A. Stanziola*, M. Toulemonde*, Y. Li, V. Papadopoulou, R. Corbett, N. Duncan, R J. Eckersley, and M.X. Tang, “MotionArtifacts and Correction in Multi-Pulse High Frame Rate Contrast Enhanced Ultrasound

IEEE Transactions on Ultrasonics, Ferroelectrics, and FrequencyControl, 2018.

DOI: 10.1109/TUFFC.2018.2887164



A. Stanziola, M.Toulemonde, Y. Li V. Papadopoulou, and M. X. Tang are with the ULIS Group, Departmentof Bioengineering, Imperial College London, London, SW7 2AZ, UK
R. Corbett and N. Duncan are with HammersmithHospital, Imperial College Healthcare NHS Trust London W12 0HS.
R. J. Eckersley are with theBiomedical Engineering Department, Division of Imaging Sciences, King’s CollegeLondon, SE1 7EH, London, UK


High frame-rate (HFR) ultrasoundimaging and contrast enhanced ultrasound (CEUS) are often implemented using multi-pulse transmissions, to enhance image quality. Multi-pulse approach,however, suffer from degradation in presence of motion, especially when coherent compounding and CEUS are combined. In this paper, we investigate this effect on the intensity of HFR CEUS in deep tissue imaging using simulations and in vivo contrast echocardiography (CE). Simulation results show that motion artefact is much higher when flow is in axial direction than that lateral direction.
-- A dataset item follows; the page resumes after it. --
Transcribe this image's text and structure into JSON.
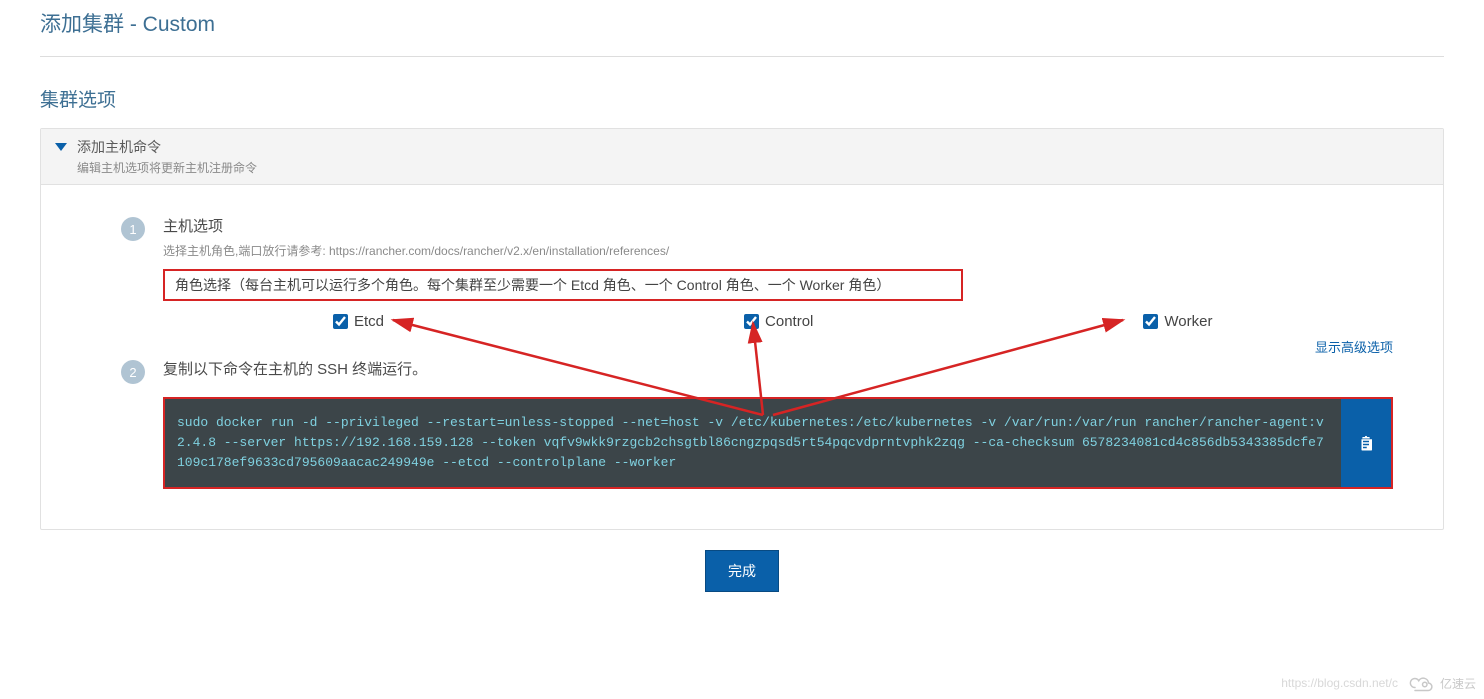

Using a pulse repetition frequency suitable for cardiac imaging, amotion of 35 cm/s can cause as much as 28.5dB decrease in image intensity,where compounding can contribute up to 18.7dB of intensity decrease (11angles). This motion effects are also demonstrated for in-vivo cardiac HFR CE, where the large velocities of both the myocardium and the blood are present. Intensity reductions of 10.4 dB are readily visible in the chamber. Finally we demonstrate how performing motion-correction before PI compounding greatl yreduces such motion artefact and improve image signal to noise ratio and contrast.

Supporting Bodies:
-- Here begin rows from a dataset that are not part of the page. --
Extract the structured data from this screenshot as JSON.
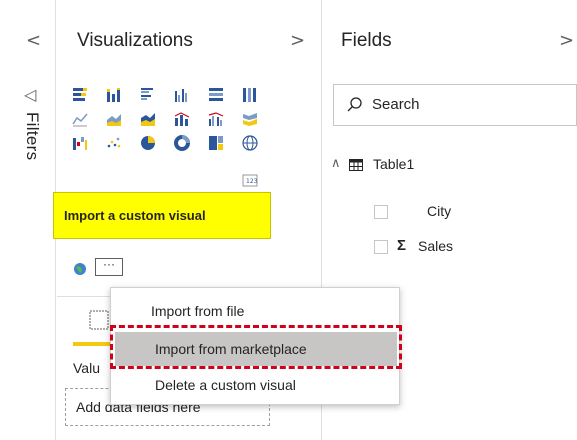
{
  "filters": {
    "label": "Filters",
    "collapse_icon": "chevron-left-icon",
    "funnel_icon": "funnel-icon"
  },
  "visualizations": {
    "title": "Visualizations",
    "expand_icon": "chevron-right-icon",
    "more_label": "···",
    "values_label": "Valu",
    "add_fields_placeholder": "Add data fields here",
    "accent_color": "#f2c811"
  },
  "tooltip": {
    "text": "Import a custom visual",
    "color": "#ffff00"
  },
  "context_menu": {
    "items": [
      {
        "label": "Import from file"
      },
      {
        "label": "Import from marketplace"
      },
      {
        "label": "Delete a custom visual"
      }
    ],
    "highlight_color": "#d0021b"
  },
  "fields": {
    "title": "Fields",
    "expand_icon": "chevron-right-icon",
    "search_placeholder": "Search",
    "table_name": "Table1",
    "columns": [
      {
        "name": "City",
        "type": "text"
      },
      {
        "name": "Sales",
        "type": "measure",
        "symbol": "Σ"
      }
    ]
  }
}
This work was supported by an Engineering and Physical Sciences Research Council (EPSRC) grant EP/M011933/1 and grant EP/M010961/1 and by the British Heart Foundation Centre of Research Excellence grant RE/13/4/30184. We gratefully acknowledge the support of NVIDIA Corporation with the donation of the Titan Xp GPU used for this research.

(a) HFR CE images of the left ventricular heart chamber of a human volunteer. The first image shows an HFR CE frame, where dashed arrows indicate the area of motion artefact, the middle one is obtained after motion-correction (MC) and the last one is the result of an average of 7 MC consecutive frames. (b) CTR and (c) CANR corresponding to the different ROIs shown in (a). The bold values are the dB improvement of each technique compared to HFR CE approach.

HFR CE videos of the left ventricular heart chamber of a human volunteer (Top) without and (Bottom) with motion correction. Left images are without temporal average while the right images are created using SUM 7 corresponding to the average of 7 consecutives envelope detected HFR CE frames, with a triangular window centered on the interested frame. All videos are normalized and log compress by their own maximum and display with a dynamic range of 40 dB.